▶ _Problem statement_: Write out each line of the entries below that holds the word "Listen".

-- Data to examine follows --

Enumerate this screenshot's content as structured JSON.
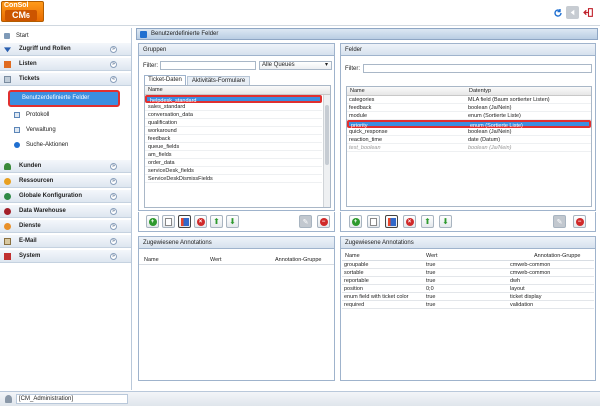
{
  "brand": {
    "top": "ConSol",
    "main": "CM",
    "version": "6"
  },
  "status_user": "[CM_Administration]",
  "sidebar": {
    "start": "Start",
    "sections": [
      {
        "label": "Zugriff und Rollen"
      },
      {
        "label": "Listen"
      },
      {
        "label": "Tickets"
      }
    ],
    "ticket_items": [
      "Benutzerdefinierte Felder",
      "Protokoll",
      "Verwaltung",
      "Suche-Aktionen"
    ],
    "lower_sections": [
      {
        "label": "Kunden"
      },
      {
        "label": "Ressourcen"
      },
      {
        "label": "Globale Konfiguration"
      },
      {
        "label": "Data Warehouse"
      },
      {
        "label": "Dienste"
      },
      {
        "label": "E-Mail"
      },
      {
        "label": "System"
      }
    ]
  },
  "main": {
    "title": "Benutzerdefinierte Felder",
    "groups": {
      "title": "Gruppen",
      "filter_label": "Filter:",
      "queue_select": "Alle Queues",
      "tabs": [
        "Ticket-Daten",
        "Aktivitäts-Formulare"
      ],
      "col": "Name",
      "rows": [
        "helpdesk_standard",
        "sales_standard",
        "conversation_data",
        "qualification",
        "workaround",
        "feedback",
        "queue_fields",
        "am_fields",
        "order_data",
        "serviceDesk_fields",
        "ServiceDeskDismissFields"
      ],
      "annotations": {
        "title": "Zugewiesene Annotations",
        "cols": [
          "Name",
          "Wert",
          "Annotation-Gruppe"
        ]
      }
    },
    "fields": {
      "title": "Felder",
      "filter_label": "Filter:",
      "cols": [
        "Name",
        "Datentyp"
      ],
      "rows": [
        [
          "categories",
          "MLA field (Baum sortierter Listen)"
        ],
        [
          "feedback",
          "boolean (Ja/Nein)"
        ],
        [
          "module",
          "enum (Sortierte Liste)"
        ],
        [
          "priority",
          "enum (Sortierte Liste)"
        ],
        [
          "quick_response",
          "boolean (Ja/Nein)"
        ],
        [
          "reaction_time",
          "date (Datum)"
        ],
        [
          "test_boolean",
          "boolean (Ja/Nein)"
        ]
      ],
      "annotations": {
        "title": "Zugewiesene Annotations",
        "cols": [
          "Name",
          "Wert",
          "Annotation-Gruppe"
        ],
        "rows": [
          [
            "groupable",
            "true",
            "cmweb-common"
          ],
          [
            "sortable",
            "true",
            "cmweb-common"
          ],
          [
            "reportable",
            "true",
            "dwh"
          ],
          [
            "position",
            "0;0",
            "layout"
          ],
          [
            "enum field with ticket color",
            "true",
            "ticket display"
          ],
          [
            "required",
            "true",
            "validation"
          ]
        ]
      }
    }
  }
}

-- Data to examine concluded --

▶ _Output of the task_:
        "label": "Listen"
          "MLA field (Baum sortierter Listen)"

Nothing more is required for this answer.